49. The food composition of claim 47, wherein the food composition is an extruded or an extruded/puffed material.

50. The composition of claim 46 wherein the reduced flavor is a beany flavor or a bitterness flavor and the reduced aroma is a beany aroma.

51. A method to produce a textured plant-based meat analog or meat extender, comprising the steps of:

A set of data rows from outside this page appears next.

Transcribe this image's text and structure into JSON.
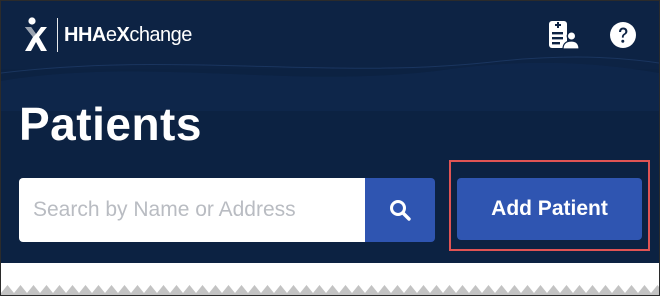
{
  "brand": {
    "name_bold_1": "HHA",
    "name_lite": "e",
    "name_bold_2": "X",
    "name_lite_2": "change",
    "logo_icon": "hhaexchange-logo-icon"
  },
  "topbar": {
    "icons": [
      "patient-list-icon",
      "help-icon"
    ]
  },
  "page": {
    "title": "Patients"
  },
  "search": {
    "placeholder": "Search by Name or Address",
    "value": "",
    "icon": "search-icon"
  },
  "actions": {
    "add_patient_label": "Add Patient"
  },
  "colors": {
    "header_bg": "#0c2242",
    "button_blue": "#2f55b1",
    "highlight_red": "#e05454"
  }
}
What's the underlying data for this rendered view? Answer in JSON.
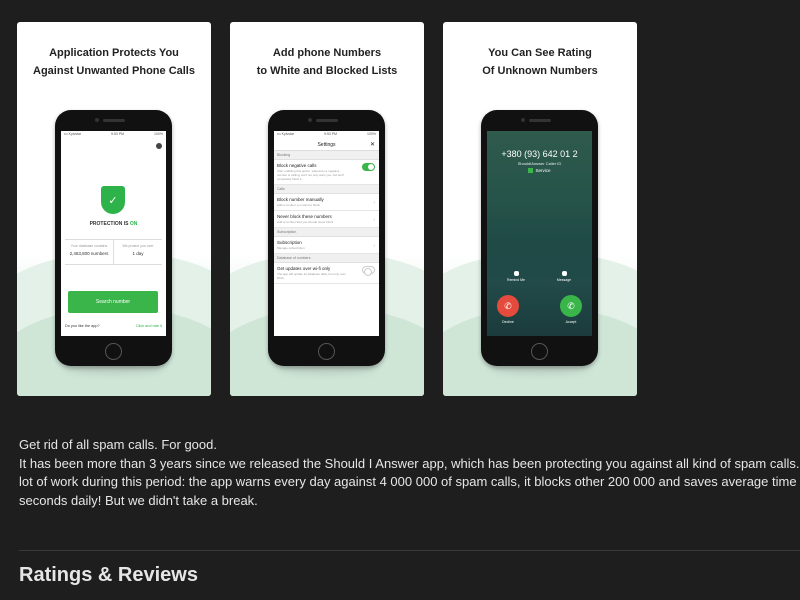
{
  "screenshots": [
    {
      "title_line1": "Application Protects You",
      "title_line2": "Against Unwanted Phone Calls",
      "status_left": "••• Kyivstar",
      "status_center": "9:53 PM",
      "status_right": "100%",
      "protection_label": "PROTECTION IS",
      "protection_state": "ON",
      "stat1_label": "Your database contains",
      "stat1_value": "2,463,800 numbers",
      "stat2_label": "We protect you over",
      "stat2_value": "1 day",
      "search_button": "Search number",
      "like_prompt": "Do you like the app?",
      "rate_link": "Click and rate it"
    },
    {
      "title_line1": "Add phone Numbers",
      "title_line2": "to White and Blocked Lists",
      "status_left": "••• Kyivstar",
      "status_center": "9:53 PM",
      "status_right": "100%",
      "nav_title": "Settings",
      "close": "✕",
      "sec_blocking": "Blocking",
      "block_negative": "Block negative calls",
      "block_negative_desc": "After enabling this option, whenever a negative number is calling, we'll not only warn you, but we'll completely block it.",
      "sec_calls": "Calls",
      "block_manual": "Block number manually",
      "block_manual_desc": "Add a number you want to block",
      "never_block": "Never block these numbers",
      "never_block_desc": "Add a number that you should never block",
      "sec_subscription": "Subscription",
      "subscription": "Subscription",
      "subscription_desc": "Manage subscription",
      "sec_database": "Database of numbers",
      "updates_wifi": "Get updates over wi-fi only",
      "updates_wifi_desc": "The app will update its database daily, but only over Wi-Fi"
    },
    {
      "title_line1": "You Can See Rating",
      "title_line2": "Of Unknown Numbers",
      "phone_number": "+380 (93) 642 01 2",
      "caller_id": "ShouldIAnswer Caller ID",
      "rating": "Service",
      "remind_me": "Remind Me",
      "message": "Message",
      "decline": "Decline",
      "accept": "Accept"
    }
  ],
  "description": {
    "line1": "Get rid of all spam calls. For good.",
    "line2": "It has been more than 3 years since we released the Should I Answer app, which has been protecting you against all kind of spam calls. We",
    "line3": "lot of work during this period: the app warns every day against 4 000 000 of spam calls, it blocks other 200 000 and saves average time of",
    "line4": "seconds daily! But we didn't take a break."
  },
  "ratings_heading": "Ratings & Reviews",
  "colors": {
    "background": "#1e1e1e",
    "accent_green": "#3ab54a",
    "decline_red": "#e54b3c"
  }
}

(a) providing a myceliated high-protein food product and at least one additional high-protein material,
wherein the myceliated high-protein food product is at least 60% (w/w) protein on a dry weight basis, wherein the myceliated high-protein food product is derived from a plant source, wherein the plant source comprises soy, wherein the myceliated high-protein product is myceliated by an aqueous fungal culture comprising Lentinula edodes, Agaricus blazeii, Pleurotus spp., Boletus spp., or Laetiporus spp., in a media comprising at least 50 g/L protein in liquid culture, and wherein the myceliated high-protein food product has reduced bitter flavor and reduced beany aroma compared with a non-myceliated food product; and wherein the least one additional high-protein material comprises at least 50% protein on a dry weight basis,
(b) mixing the myceliated high-protein food product and additional high-protein material, wherein the myceliated high-protein food product is present at between about 5% and 90% on a dry weight basis compared with the additional high-protein material;
(c) adding steam and/or water to the mixture;
(d) extruding the mixture under heat and pressure to form the textured plant-based meat analog or meat extender.
Patent History
Publication number: 20220030911
Type: Application
Filed: Oct 14, 2021
Publication Date: Feb 3, 2022
Applicant: MycoTechnology, Inc. (Aurora, CO)
Inventors: Lisa SCHMIDT (Aurora, CO), Todd McDONALD (Aurora, CO), Savita JENSEN (Aurora, CO), Joseph George AKAMITTATH (Aurora, CO), Alan D. HAHN (Aurora, CO), Anthony J. CLARK (Aurora, CO), Bhupendra Kumar SONI (Aurora, CO), James Patrick LANGAN (Aurora, CO), Brooks John KELLY (Aurora, CO), Huntington DAVIS (Aurora, CO)
Application Number: 17/501,736
Classifications
International Classification: A23J 3/22 (20060101); A23L 31/00 (20060101); A23J 3/26 (20060101); A23J 3/14 (20060101); A23L 7/104 (20060101); A23L 5/10 (20060101); A23J 1/14 (20060101); A23L 11/50 (20060101);